Palaeomagnetic dating of the earliest continental Himalayan foredeep sediments: Implications for Himalayan evolution

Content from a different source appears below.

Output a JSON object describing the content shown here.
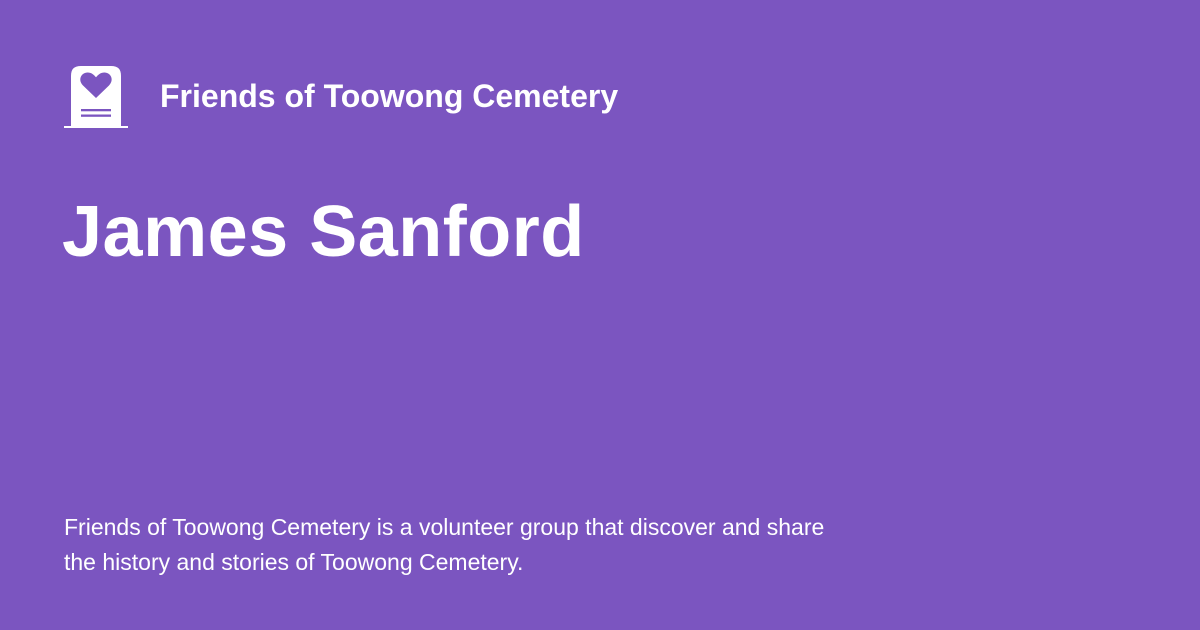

Between the time of the India-Eurasia collision (50-45 Ma)  and the climax of crustal shortening and thrust stacking in the Himalaya when the Main Central Thrust (MCT) was active (21 Ma) [1,2] there is a ca. 30 My gap about which little is known. This paper aims to shed light on this period by dating the initiation of major erosion from the rising Himalaya and the probable start of uplift, a significant event in the orogen's history. This was achieved by accurately dating, for the first time, the Dagshai Formation sediments of northern India, which are interpreted as early Himalayan foreland basin deposits that record initial large-scale erosion of the orogen . Oriented hand samples were collected from six sites and analysed, using palaeomagnetic techniques. Both polarities are represented and the remanence passes a fold test. Fitting the measured palaeolatitude to that expected for the Indian plate dates the Dagshai Formation at 35.5 Ma ± 6.7 Ma, and this is taken as the time when the embryonic Himalaya began to be strongly eroded and regionally uplifted.